Records supplied section start

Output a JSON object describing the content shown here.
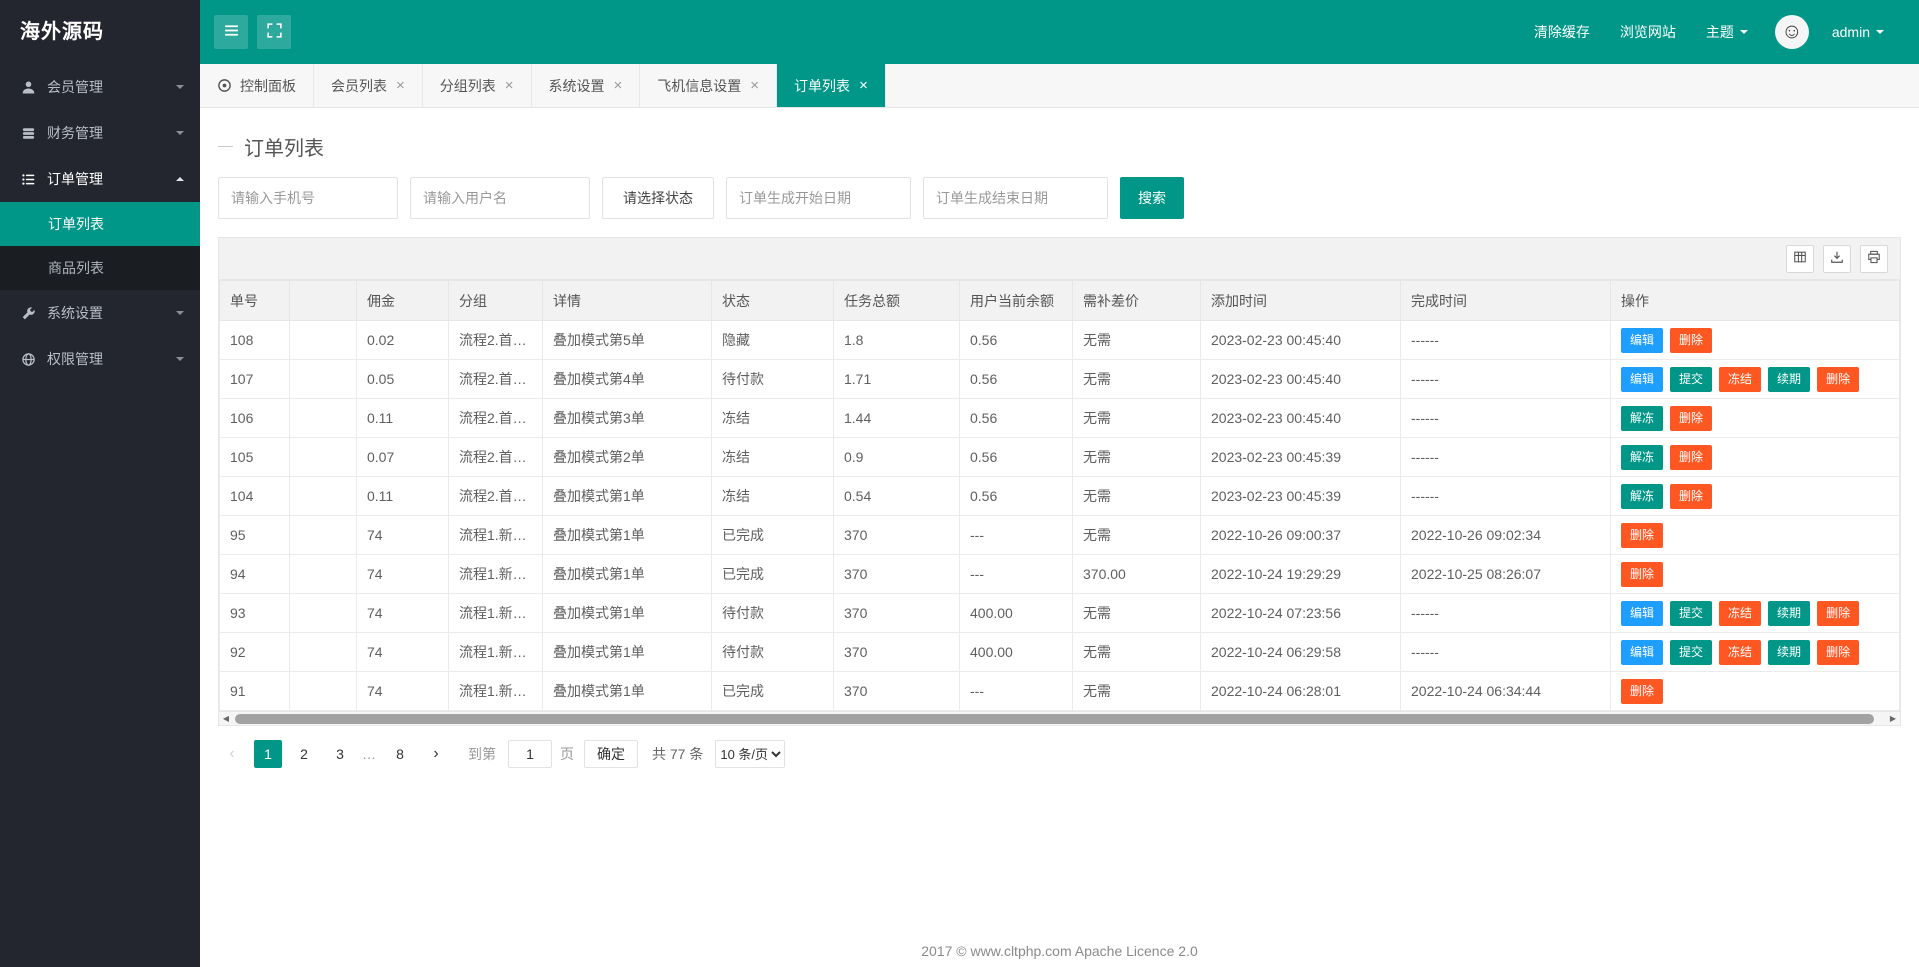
{
  "logo": "海外源码",
  "header": {
    "buttons": [
      {
        "name": "menu-toggle",
        "icon": "hamburger-icon"
      },
      {
        "name": "fullscreen",
        "icon": "expand-icon"
      }
    ],
    "clear_cache": "清除缓存",
    "browse_site": "浏览网站",
    "theme": "主题",
    "username": "admin",
    "avatar_icon": "smiley-icon"
  },
  "sidebar": [
    {
      "label": "会员管理",
      "icon": "member-icon",
      "state": "collapsed"
    },
    {
      "label": "财务管理",
      "icon": "finance-icon",
      "state": "collapsed"
    },
    {
      "label": "订单管理",
      "icon": "order-icon",
      "state": "expanded",
      "children": [
        {
          "label": "订单列表",
          "active": true
        },
        {
          "label": "商品列表",
          "active": false
        }
      ]
    },
    {
      "label": "系统设置",
      "icon": "system-icon",
      "state": "collapsed"
    },
    {
      "label": "权限管理",
      "icon": "permission-icon",
      "state": "collapsed"
    }
  ],
  "tabs": [
    {
      "label": "控制面板",
      "icon": "console-icon",
      "closable": false,
      "active": false
    },
    {
      "label": "会员列表",
      "closable": true,
      "active": false
    },
    {
      "label": "分组列表",
      "closable": true,
      "active": false
    },
    {
      "label": "系统设置",
      "closable": true,
      "active": false
    },
    {
      "label": "飞机信息设置",
      "closable": true,
      "active": false
    },
    {
      "label": "订单列表",
      "closable": true,
      "active": true
    }
  ],
  "page_title": "订单列表",
  "filters": {
    "phone_placeholder": "请输入手机号",
    "username_placeholder": "请输入用户名",
    "status_placeholder": "请选择状态",
    "start_date_placeholder": "订单生成开始日期",
    "end_date_placeholder": "订单生成结束日期",
    "search_button": "搜索"
  },
  "toolbar": [
    {
      "name": "filter-columns",
      "icon": "cols-icon"
    },
    {
      "name": "export",
      "icon": "export-icon"
    },
    {
      "name": "print",
      "icon": "print-icon"
    }
  ],
  "table": {
    "columns": [
      "单号",
      "",
      "佣金",
      "分组",
      "详情",
      "状态",
      "任务总额",
      "用户当前余额",
      "需补差价",
      "添加时间",
      "完成时间",
      "操作"
    ],
    "rows": [
      {
        "cells": [
          "108",
          "",
          "0.02",
          "流程2.首…",
          "叠加模式第5单",
          "隐藏",
          "1.8",
          "0.56",
          "无需",
          "2023-02-23 00:45:40",
          "------"
        ],
        "actions": [
          {
            "label": "编辑",
            "name": "edit",
            "color": "blue"
          },
          {
            "label": "删除",
            "name": "delete",
            "color": "red"
          }
        ]
      },
      {
        "cells": [
          "107",
          "",
          "0.05",
          "流程2.首…",
          "叠加模式第4单",
          "待付款",
          "1.71",
          "0.56",
          "无需",
          "2023-02-23 00:45:40",
          "------"
        ],
        "actions": [
          {
            "label": "编辑",
            "name": "edit",
            "color": "blue"
          },
          {
            "label": "提交",
            "name": "submit",
            "color": "green"
          },
          {
            "label": "冻结",
            "name": "freeze",
            "color": "red"
          },
          {
            "label": "续期",
            "name": "renew",
            "color": "green"
          },
          {
            "label": "删除",
            "name": "delete",
            "color": "red"
          }
        ]
      },
      {
        "cells": [
          "106",
          "",
          "0.11",
          "流程2.首…",
          "叠加模式第3单",
          "冻结",
          "1.44",
          "0.56",
          "无需",
          "2023-02-23 00:45:40",
          "------"
        ],
        "actions": [
          {
            "label": "解冻",
            "name": "unfreeze",
            "color": "green"
          },
          {
            "label": "删除",
            "name": "delete",
            "color": "red"
          }
        ]
      },
      {
        "cells": [
          "105",
          "",
          "0.07",
          "流程2.首…",
          "叠加模式第2单",
          "冻结",
          "0.9",
          "0.56",
          "无需",
          "2023-02-23 00:45:39",
          "------"
        ],
        "actions": [
          {
            "label": "解冻",
            "name": "unfreeze",
            "color": "green"
          },
          {
            "label": "删除",
            "name": "delete",
            "color": "red"
          }
        ]
      },
      {
        "cells": [
          "104",
          "",
          "0.11",
          "流程2.首…",
          "叠加模式第1单",
          "冻结",
          "0.54",
          "0.56",
          "无需",
          "2023-02-23 00:45:39",
          "------"
        ],
        "actions": [
          {
            "label": "解冻",
            "name": "unfreeze",
            "color": "green"
          },
          {
            "label": "删除",
            "name": "delete",
            "color": "red"
          }
        ]
      },
      {
        "cells": [
          "95",
          "",
          "74",
          "流程1.新…",
          "叠加模式第1单",
          "已完成",
          "370",
          "---",
          "无需",
          "2022-10-26 09:00:37",
          "2022-10-26 09:02:34"
        ],
        "actions": [
          {
            "label": "删除",
            "name": "delete",
            "color": "red"
          }
        ]
      },
      {
        "cells": [
          "94",
          "",
          "74",
          "流程1.新…",
          "叠加模式第1单",
          "已完成",
          "370",
          "---",
          "370.00",
          "2022-10-24 19:29:29",
          "2022-10-25 08:26:07"
        ],
        "actions": [
          {
            "label": "删除",
            "name": "delete",
            "color": "red"
          }
        ]
      },
      {
        "cells": [
          "93",
          "",
          "74",
          "流程1.新…",
          "叠加模式第1单",
          "待付款",
          "370",
          "400.00",
          "无需",
          "2022-10-24 07:23:56",
          "------"
        ],
        "actions": [
          {
            "label": "编辑",
            "name": "edit",
            "color": "blue"
          },
          {
            "label": "提交",
            "name": "submit",
            "color": "green"
          },
          {
            "label": "冻结",
            "name": "freeze",
            "color": "red"
          },
          {
            "label": "续期",
            "name": "renew",
            "color": "green"
          },
          {
            "label": "删除",
            "name": "delete",
            "color": "red"
          }
        ]
      },
      {
        "cells": [
          "92",
          "",
          "74",
          "流程1.新…",
          "叠加模式第1单",
          "待付款",
          "370",
          "400.00",
          "无需",
          "2022-10-24 06:29:58",
          "------"
        ],
        "actions": [
          {
            "label": "编辑",
            "name": "edit",
            "color": "blue"
          },
          {
            "label": "提交",
            "name": "submit",
            "color": "green"
          },
          {
            "label": "冻结",
            "name": "freeze",
            "color": "red"
          },
          {
            "label": "续期",
            "name": "renew",
            "color": "green"
          },
          {
            "label": "删除",
            "name": "delete",
            "color": "red"
          }
        ]
      },
      {
        "cells": [
          "91",
          "",
          "74",
          "流程1.新…",
          "叠加模式第1单",
          "已完成",
          "370",
          "---",
          "无需",
          "2022-10-24 06:28:01",
          "2022-10-24 06:34:44"
        ],
        "actions": [
          {
            "label": "删除",
            "name": "delete",
            "color": "red"
          }
        ]
      }
    ]
  },
  "pagination": {
    "pages": [
      "1",
      "2",
      "3",
      "…",
      "8"
    ],
    "current": "1",
    "jump_prefix": "到第",
    "jump_value": "1",
    "jump_suffix": "页",
    "confirm": "确定",
    "total": "共 77 条",
    "page_size": "10 条/页"
  },
  "glyphs": {
    "close": "×",
    "prev": "‹",
    "next": "›",
    "scroll_left": "◀",
    "scroll_right": "▶",
    "smiley": "☺"
  },
  "colors": {
    "accent": "#009688",
    "edit_blue": "#1E9FFF",
    "danger_red": "#FF5722",
    "sidebar_dark": "#23262e"
  },
  "footer": "2017 ©  www.cltphp.com  Apache Licence 2.0"
}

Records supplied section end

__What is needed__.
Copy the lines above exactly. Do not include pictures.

__Answer for the task__.
Output a JSON object describing the content shown here.
{
  "logo": "海外源码",
  "header": {
    "buttons": [
      {
        "name": "menu-toggle",
        "icon": "hamburger-icon"
      },
      {
        "name": "fullscreen",
        "icon": "expand-icon"
      }
    ],
    "clear_cache": "清除缓存",
    "browse_site": "浏览网站",
    "theme": "主题",
    "username": "admin",
    "avatar_icon": "smiley-icon"
  },
  "sidebar": [
    {
      "label": "会员管理",
      "icon": "member-icon",
      "state": "collapsed"
    },
    {
      "label": "财务管理",
      "icon": "finance-icon",
      "state": "collapsed"
    },
    {
      "label": "订单管理",
      "icon": "order-icon",
      "state": "expanded",
      "children": [
        {
          "label": "订单列表",
          "active": true
        },
        {
          "label": "商品列表",
          "active": false
        }
      ]
    },
    {
      "label": "系统设置",
      "icon": "system-icon",
      "state": "collapsed"
    },
    {
      "label": "权限管理",
      "icon": "permission-icon",
      "state": "collapsed"
    }
  ],
  "tabs": [
    {
      "label": "控制面板",
      "icon": "console-icon",
      "closable": false,
      "active": false
    },
    {
      "label": "会员列表",
      "closable": true,
      "active": false
    },
    {
      "label": "分组列表",
      "closable": true,
      "active": false
    },
    {
      "label": "系统设置",
      "closable": true,
      "active": false
    },
    {
      "label": "飞机信息设置",
      "closable": true,
      "active": false
    },
    {
      "label": "订单列表",
      "closable": true,
      "active": true
    }
  ],
  "page_title": "订单列表",
  "filters": {
    "phone_placeholder": "请输入手机号",
    "username_placeholder": "请输入用户名",
    "status_placeholder": "请选择状态",
    "start_date_placeholder": "订单生成开始日期",
    "end_date_placeholder": "订单生成结束日期",
    "search_button": "搜索"
  },
  "toolbar": [
    {
      "name": "filter-columns",
      "icon": "cols-icon"
    },
    {
      "name": "export",
      "icon": "export-icon"
    },
    {
      "name": "print",
      "icon": "print-icon"
    }
  ],
  "table": {
    "columns": [
      "单号",
      "",
      "佣金",
      "分组",
      "详情",
      "状态",
      "任务总额",
      "用户当前余额",
      "需补差价",
      "添加时间",
      "完成时间",
      "操作"
    ],
    "rows": [
      {
        "cells": [
          "108",
          "",
          "0.02",
          "流程2.首…",
          "叠加模式第5单",
          "隐藏",
          "1.8",
          "0.56",
          "无需",
          "2023-02-23 00:45:40",
          "------"
        ],
        "actions": [
          {
            "label": "编辑",
            "name": "edit",
            "color": "blue"
          },
          {
            "label": "删除",
            "name": "delete",
            "color": "red"
          }
        ]
      },
      {
        "cells": [
          "107",
          "",
          "0.05",
          "流程2.首…",
          "叠加模式第4单",
          "待付款",
          "1.71",
          "0.56",
          "无需",
          "2023-02-23 00:45:40",
          "------"
        ],
        "actions": [
          {
            "label": "编辑",
            "name": "edit",
            "color": "blue"
          },
          {
            "label": "提交",
            "name": "submit",
            "color": "green"
          },
          {
            "label": "冻结",
            "name": "freeze",
            "color": "red"
          },
          {
            "label": "续期",
            "name": "renew",
            "color": "green"
          },
          {
            "label": "删除",
            "name": "delete",
            "color": "red"
          }
        ]
      },
      {
        "cells": [
          "106",
          "",
          "0.11",
          "流程2.首…",
          "叠加模式第3单",
          "冻结",
          "1.44",
          "0.56",
          "无需",
          "2023-02-23 00:45:40",
          "------"
        ],
        "actions": [
          {
            "label": "解冻",
            "name": "unfreeze",
            "color": "green"
          },
          {
            "label": "删除",
            "name": "delete",
            "color": "red"
          }
        ]
      },
      {
        "cells": [
          "105",
          "",
          "0.07",
          "流程2.首…",
          "叠加模式第2单",
          "冻结",
          "0.9",
          "0.56",
          "无需",
          "2023-02-23 00:45:39",
          "------"
        ],
        "actions": [
          {
            "label": "解冻",
            "name": "unfreeze",
            "color": "green"
          },
          {
            "label": "删除",
            "name": "delete",
            "color": "red"
          }
        ]
      },
      {
        "cells": [
          "104",
          "",
          "0.11",
          "流程2.首…",
          "叠加模式第1单",
          "冻结",
          "0.54",
          "0.56",
          "无需",
          "2023-02-23 00:45:39",
          "------"
        ],
        "actions": [
          {
            "label": "解冻",
            "name": "unfreeze",
            "color": "green"
          },
          {
            "label": "删除",
            "name": "delete",
            "color": "red"
          }
        ]
      },
      {
        "cells": [
          "95",
          "",
          "74",
          "流程1.新…",
          "叠加模式第1单",
          "已完成",
          "370",
          "---",
          "无需",
          "2022-10-26 09:00:37",
          "2022-10-26 09:02:34"
        ],
        "actions": [
          {
            "label": "删除",
            "name": "delete",
            "color": "red"
          }
        ]
      },
      {
        "cells": [
          "94",
          "",
          "74",
          "流程1.新…",
          "叠加模式第1单",
          "已完成",
          "370",
          "---",
          "370.00",
          "2022-10-24 19:29:29",
          "2022-10-25 08:26:07"
        ],
        "actions": [
          {
            "label": "删除",
            "name": "delete",
            "color": "red"
          }
        ]
      },
      {
        "cells": [
          "93",
          "",
          "74",
          "流程1.新…",
          "叠加模式第1单",
          "待付款",
          "370",
          "400.00",
          "无需",
          "2022-10-24 07:23:56",
          "------"
        ],
        "actions": [
          {
            "label": "编辑",
            "name": "edit",
            "color": "blue"
          },
          {
            "label": "提交",
            "name": "submit",
            "color": "green"
          },
          {
            "label": "冻结",
            "name": "freeze",
            "color": "red"
          },
          {
            "label": "续期",
            "name": "renew",
            "color": "green"
          },
          {
            "label": "删除",
            "name": "delete",
            "color": "red"
          }
        ]
      },
      {
        "cells": [
          "92",
          "",
          "74",
          "流程1.新…",
          "叠加模式第1单",
          "待付款",
          "370",
          "400.00",
          "无需",
          "2022-10-24 06:29:58",
          "------"
        ],
        "actions": [
          {
            "label": "编辑",
            "name": "edit",
            "color": "blue"
          },
          {
            "label": "提交",
            "name": "submit",
            "color": "green"
          },
          {
            "label": "冻结",
            "name": "freeze",
            "color": "red"
          },
          {
            "label": "续期",
            "name": "renew",
            "color": "green"
          },
          {
            "label": "删除",
            "name": "delete",
            "color": "red"
          }
        ]
      },
      {
        "cells": [
          "91",
          "",
          "74",
          "流程1.新…",
          "叠加模式第1单",
          "已完成",
          "370",
          "---",
          "无需",
          "2022-10-24 06:28:01",
          "2022-10-24 06:34:44"
        ],
        "actions": [
          {
            "label": "删除",
            "name": "delete",
            "color": "red"
          }
        ]
      }
    ]
  },
  "pagination": {
    "pages": [
      "1",
      "2",
      "3",
      "…",
      "8"
    ],
    "current": "1",
    "jump_prefix": "到第",
    "jump_value": "1",
    "jump_suffix": "页",
    "confirm": "确定",
    "total": "共 77 条",
    "page_size": "10 条/页"
  },
  "glyphs": {
    "close": "×",
    "prev": "‹",
    "next": "›",
    "scroll_left": "◀",
    "scroll_right": "▶",
    "smiley": "☺"
  },
  "colors": {
    "accent": "#009688",
    "edit_blue": "#1E9FFF",
    "danger_red": "#FF5722",
    "sidebar_dark": "#23262e"
  },
  "footer": "2017 ©  www.cltphp.com  Apache Licence 2.0"
}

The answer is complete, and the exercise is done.